Neurons in the brain

The science of sciences

Reda Sadki Theory

“We want to talk about science as a certain kind of ‘knowing’. Specifically, we want to use it to name those deeper forms of knowing that are the purpose of education. Science in this broader sense consists of things you do to know that are premeditated, things you set out to know in a carefully considered way. It involved out-of-the ordinary knowledge-making efforts that have a peculiar intensity of focus, rather than things you get to know as an incidental consequence of doing something or being somewhere. Science has special methods or techniques for knowing. These methods are connected with specialized traditions of knowledge making and bodies of knowledge. In these senses, history, language studies and mathematics are sciences, as are chemistry, physics and biology. Education is the science of learning (and, of course, teaching). Its subject is how people come to know. It teaches learners the methods for making …

Microsoft's Satya Nadella

#EveryoneMicrosoft

Reda Sadki Learning strategy

Incoming CEO Satya Nadella places enhanced learning capability at the top of Microsoft’s priorities, right after its customers: Second [after customers], we know the changes above will bring on the need for new training, learning and experimentation. Over the next six months you will see new investments in our workforce, such as enhanced training and development and more opportunities to test new ideas and incubate new projects. I have also heard from many of you that changing jobs is challenging. We will change the process and mindset so you can more seamlessly move around the company to roles where you can have the most impact and personal growth. All of this, too, comes with accountability and the need to deliver great work for customers, but it is clear that investing in future learning and growth has great benefit for everyone. This statement reads to me like a subtle balance of …

Boats on the sea shore

Who are we and why are we talking?

Reda Sadki Thinking aloud

As learning leaders, we share a personal passion and commitment to solving wicked problems. We recognize that no one organization can solve these problems alone. We use our talent to advocate for new ways of doing new things, both inside and outside our structures. We see continual learning as the key to preparedness in a hyper-connected VUCA world. We believe that creative, collaborative, and networked business models are needed for both communities (“resilience”) and businesses (“sustainability”) that serve them (including humanitarian organizations) to survive and grow.

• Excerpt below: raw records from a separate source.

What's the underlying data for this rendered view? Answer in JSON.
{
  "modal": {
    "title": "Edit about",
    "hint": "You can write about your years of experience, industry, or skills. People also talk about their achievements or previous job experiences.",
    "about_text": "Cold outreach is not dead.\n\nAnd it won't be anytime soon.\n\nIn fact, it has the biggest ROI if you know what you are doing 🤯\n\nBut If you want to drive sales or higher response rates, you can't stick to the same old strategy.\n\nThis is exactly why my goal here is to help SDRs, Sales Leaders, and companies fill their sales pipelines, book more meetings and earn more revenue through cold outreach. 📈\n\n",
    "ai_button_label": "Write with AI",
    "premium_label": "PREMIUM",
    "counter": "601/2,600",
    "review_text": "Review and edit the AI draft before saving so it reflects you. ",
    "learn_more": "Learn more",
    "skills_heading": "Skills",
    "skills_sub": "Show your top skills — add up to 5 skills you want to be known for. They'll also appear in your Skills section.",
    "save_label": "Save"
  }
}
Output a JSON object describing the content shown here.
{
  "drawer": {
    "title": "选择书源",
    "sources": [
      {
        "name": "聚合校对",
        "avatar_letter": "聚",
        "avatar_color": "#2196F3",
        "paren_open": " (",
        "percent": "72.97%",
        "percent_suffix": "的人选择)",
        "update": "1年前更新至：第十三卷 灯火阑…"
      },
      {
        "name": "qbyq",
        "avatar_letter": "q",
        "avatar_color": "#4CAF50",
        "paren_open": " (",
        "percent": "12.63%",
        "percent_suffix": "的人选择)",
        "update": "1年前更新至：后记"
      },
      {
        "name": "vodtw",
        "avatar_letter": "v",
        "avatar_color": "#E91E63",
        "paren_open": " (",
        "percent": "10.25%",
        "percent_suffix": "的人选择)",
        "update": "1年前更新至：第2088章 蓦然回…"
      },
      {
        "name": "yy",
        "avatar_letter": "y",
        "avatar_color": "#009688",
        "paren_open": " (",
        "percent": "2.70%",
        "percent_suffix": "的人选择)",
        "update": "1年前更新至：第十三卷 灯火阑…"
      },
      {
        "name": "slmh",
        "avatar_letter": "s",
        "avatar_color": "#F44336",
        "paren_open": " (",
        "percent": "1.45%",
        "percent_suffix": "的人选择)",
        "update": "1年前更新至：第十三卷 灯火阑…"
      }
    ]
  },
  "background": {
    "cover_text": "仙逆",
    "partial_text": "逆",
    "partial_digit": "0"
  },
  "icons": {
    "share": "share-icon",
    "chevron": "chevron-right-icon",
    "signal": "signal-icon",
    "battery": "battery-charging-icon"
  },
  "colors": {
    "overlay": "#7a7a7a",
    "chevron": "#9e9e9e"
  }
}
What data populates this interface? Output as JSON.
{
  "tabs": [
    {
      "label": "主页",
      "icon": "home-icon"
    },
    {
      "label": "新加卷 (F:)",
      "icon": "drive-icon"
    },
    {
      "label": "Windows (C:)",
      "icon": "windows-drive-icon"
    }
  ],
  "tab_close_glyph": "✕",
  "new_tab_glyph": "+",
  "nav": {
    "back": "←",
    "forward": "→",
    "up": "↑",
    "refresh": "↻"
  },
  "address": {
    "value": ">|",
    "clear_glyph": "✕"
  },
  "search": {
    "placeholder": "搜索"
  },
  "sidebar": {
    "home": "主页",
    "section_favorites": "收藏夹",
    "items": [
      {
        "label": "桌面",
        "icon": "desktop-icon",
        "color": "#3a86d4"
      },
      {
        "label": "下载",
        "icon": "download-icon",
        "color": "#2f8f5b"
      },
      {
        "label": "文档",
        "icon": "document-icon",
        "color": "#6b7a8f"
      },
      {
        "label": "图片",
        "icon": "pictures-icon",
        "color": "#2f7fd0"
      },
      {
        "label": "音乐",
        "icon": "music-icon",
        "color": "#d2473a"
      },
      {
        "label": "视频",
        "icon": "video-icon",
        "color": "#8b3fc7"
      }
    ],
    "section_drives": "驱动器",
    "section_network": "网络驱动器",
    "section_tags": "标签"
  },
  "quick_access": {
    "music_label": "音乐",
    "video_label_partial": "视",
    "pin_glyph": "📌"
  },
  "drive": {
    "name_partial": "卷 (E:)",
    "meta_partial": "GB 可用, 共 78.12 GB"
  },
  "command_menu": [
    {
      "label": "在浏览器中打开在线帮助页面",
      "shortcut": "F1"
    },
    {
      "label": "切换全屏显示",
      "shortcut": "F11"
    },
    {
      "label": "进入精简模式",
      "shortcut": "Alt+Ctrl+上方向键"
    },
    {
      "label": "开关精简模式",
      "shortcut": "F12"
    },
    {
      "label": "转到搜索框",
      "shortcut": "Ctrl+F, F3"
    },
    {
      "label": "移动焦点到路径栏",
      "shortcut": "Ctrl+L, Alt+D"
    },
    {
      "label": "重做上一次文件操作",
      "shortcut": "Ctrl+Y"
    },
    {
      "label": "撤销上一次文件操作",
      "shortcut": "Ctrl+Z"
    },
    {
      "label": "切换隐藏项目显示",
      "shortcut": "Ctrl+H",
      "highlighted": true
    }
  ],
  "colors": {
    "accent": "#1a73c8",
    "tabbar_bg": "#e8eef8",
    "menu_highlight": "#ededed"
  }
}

The small farmer or grocery store perspective is the community-based perspective. Sustainability is the business. The point of our continued conversation is to determine how we can move to collaboration and action. Photo: Boats on the sea shore (Despite straight lines/Flickr)

TRS-80 Pocket Computer

The Law of Halves

Reda Sadki Thinking aloud

How many people do you need to recruit ten thousand learners? The preliminary questions are: is there an established network of learners? This requires that learners are connected to each other, and not simply end nodes in a pyramidal structure. And, do you have access to the network? These questions may be answered empirically. Publish your course. Build it and they may come – through the network. This is the value proposition of the MOOC aggregators: sign up for one course and you become part of its network. Expect to receive frequent communication as the aggregator’s value to the institutions who feed it content depends on its ability to convert one course enrollment into a lifelong pattern of registrations. What if they do not come? Much seems to depend on the level of computer literacy. If your target learners are computer software engineers, offer a relevant, quality course and they are likely …

Autopsy

Reda Sadki Thinking aloud

Knowledge management has met its timely demise. No matter how sophisticated or agile, knowledge management (or “KM”)  remains fundamentally embedded in a container view of knowledge. Where the ephemeral and superficial nature of social media reflects the failure of communication in the Twenty-First Century, KM’s demise stems from the Chief Information Officer’s view of knowledge as discrete packets of data, each one destined to be filed in its own pigeon hole. The death of KM is a soulless one, because it is devoid of culture. Even though KM shares commonalities with publishing (static knowledge, expertise frozen in time), the latter adds the significance of culture (whether organizational or literary) to the flow of knowledge. A book as an object (physical or electronic) does not confuse the container with the message or the processes that infuse the former with meaning. Photo: Tables in disused autopsy room (Eric Allix Rogers/Flickr)

Walking with a drone

Reda Sadki Personal, Thinking aloud, Video

We went up the Semnoz this afternoon, taking our two-and-a-half year old baby on a no-pram-allowed walk for the first time. In addition to the usual suspects (cows and goats, mostly), we also ran into Benoit Pereira Da Silva, an application developer at the helm of a contraption he uses to code and walk at the same time. If I understood correctly, he has programmed the drone to document his walks. Today, his 13-year-old son manually guided a small, buzzing quadcopter equipped with an onboard camera to capture HD footage.   Our baby sized up the little machine and its four buzzing rotors, perhaps with his recent interactions with the family Roomba (plastic and metal, moves and makes noise) and the flies (the buzzing and flying things around the cows) as reference points. Given the accelerating pace of technological change (cf. The Second Machine Age), I’m expecting that he will be growing up in a world populated …